This is an economic fact – business reality that is irreversible and which security executives are obliged to recognize…80+% of most company’s value and sources of revenue lie in – emerge directly from intangible, not tangible assets.
Intangible assets’ key ingredients are intellectual, structural, and relationship capital…a percentage of which will likely be designated as proprietary at some point, and they become very valuable contributors to more company’s sustainability, particularly those which are intangible asset intensive and dependent.
Routinely, these ingredients (intellectual, structural, and relationship capital) will…collectively and collaboratively contribute to producing other, increasingly valuable, intangible assets such as brand, reputation, intellectual properties, and competitive advantages, etc.
Collectively, this makes the line between companies meeting their objectives and fighting for their financial survival…increasingly dependent on their foresighted ability to (a.) recognize the intangible assets they producing and/or acquiring, (b.) how to utilize – exploit the assets best, (c.) extract (leverage) as much value from the assets as possible, (d.) for the duration of their respective life, value, and functionality cycles, (e.) while sustaining exclusive rights, i.e., possession, control, and use. Obviously, these are not simple (fiduciary) obligations.

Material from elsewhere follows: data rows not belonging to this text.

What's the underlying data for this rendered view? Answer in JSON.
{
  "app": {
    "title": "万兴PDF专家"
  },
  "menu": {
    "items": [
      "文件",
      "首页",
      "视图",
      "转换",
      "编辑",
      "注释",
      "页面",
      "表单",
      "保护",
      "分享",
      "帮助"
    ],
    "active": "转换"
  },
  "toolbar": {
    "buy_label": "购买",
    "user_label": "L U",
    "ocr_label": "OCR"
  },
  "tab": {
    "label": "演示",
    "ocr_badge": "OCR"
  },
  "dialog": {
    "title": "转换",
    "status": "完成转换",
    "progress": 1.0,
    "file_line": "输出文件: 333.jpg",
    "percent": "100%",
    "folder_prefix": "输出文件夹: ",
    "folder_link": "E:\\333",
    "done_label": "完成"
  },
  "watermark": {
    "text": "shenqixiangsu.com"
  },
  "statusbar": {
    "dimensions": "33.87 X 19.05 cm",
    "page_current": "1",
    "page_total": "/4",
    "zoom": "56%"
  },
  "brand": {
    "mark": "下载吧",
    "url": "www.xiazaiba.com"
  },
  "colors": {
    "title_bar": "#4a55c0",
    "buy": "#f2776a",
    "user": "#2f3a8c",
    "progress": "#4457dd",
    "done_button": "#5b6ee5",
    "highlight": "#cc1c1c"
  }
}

Security executives’ can make substantive contributions though to…sustaining control, use, ownership, value, and defending intangible assets from the persistent global risks perpetrated by cadres of aggressive, variously organized, and predatorial economic – competitive advantage adversaries. But, this too, is not always a simple task, but, certainly one that is wholly necessary.
Why this is important…
1. There is no other time in business governance history when (a.) larger percentages of value, sources of revenue and future earnings potential are more deeply rooted in company’s intangible assets, and (b.) effective stewardship, oversight, management, and safeguards for those assets are more essential to maximizing and extracting value and sustaining a company’s competitive position.
2. Intangible assets, unfortunately, and for many reasons, still frequently fall under conventional business’ radar. All too often, the contributory role and value intangible assets deliver to companies go unrecognized, are variously dismissed, and undervalued. In part, such oversights are linked to (a.) most intangible assets lack a conventional sense of physicality, and, by extension, accountability, and (b.) managing and safeguarding a company’s intangible assets is tantamount to managing of a company’s present and future sources of value, along with its competitiveness, sustainability, and competitive advantages.
3. The time frames (windows) when the most value can be extracted (realized) from a company’s intangible assets is often (a.) subject (vulnerable) to being compressed by numerous (often extraneous) factors, variables, actions, behaviors, and events perhaps best characterized in go fast, go hard, go global contexts, (b.) the ease and relatively low cost which others can enter and compete in a comparable market space, (c.) the rapid and substantial profits which are routinely achieved by global economic – competitive advantage adversaries applying infringed intangible assets produce and introduce counterfeited goods and products into otherwise legitimate supply chains, and (d.) the value of intangible assets is variously perishable and often times non-renewable, i.e., once an asset has been compromised (infringed, stolen, misappropriated) economic – competitive advantage hemorrhaging can commence immediately, globally, and seldom ‘can the genie be put back in it’s bottle, whole’!
4. Legitimately registered patents, trademarks and copyrights (a.) no longer serve as (stand alone) deterrents or safe harbors from global networks of infringers and counterfeiters, (b.) are no longer consistent indicators of company or project value or assurances of transaction success or profitability, and (c.) can advance a company only so long as they’re converged with other safeguards specifically designed to sustain control, use, ownership, and value for the duration of their respective life-value-functionality, and materiality cycles.
5. Global networks of data mining and predatorial business intelligence operations can rapidly undermine competitive advantages and strategic planning to erode intangible assets contributory role, value, and materiality to a transaction, project, or initiative.
What is necessary to do, now…
1.Bring (business) clarity to the range of options – strategies which security – asset safeguard teams can contribute.
2. Treat intangible assets in business and revenue conversion contexts. Doing so will aid in conceiving and more fully capturing the assets value.
3. Treat the control, use, ownership, and contributory role and value of intangible assets as business and financial decisions, not dominated by legal processes.
4. Develop proactive models for security and asset safeguard teams to make substantive and measureable contributions, e.g., (a.) monitoring, mitigating, and minimizing risks which, when materialized, will adversely affect asset control, use, ownership, value, and brand integrity, (b.) monitoring any fluctuations is asset value and materiality relative to their contributory role to current and future projects.
Readers are invited to explore other resources I have produced – published, i.e., papers, blog posts, and books at https://kpstrat.com/books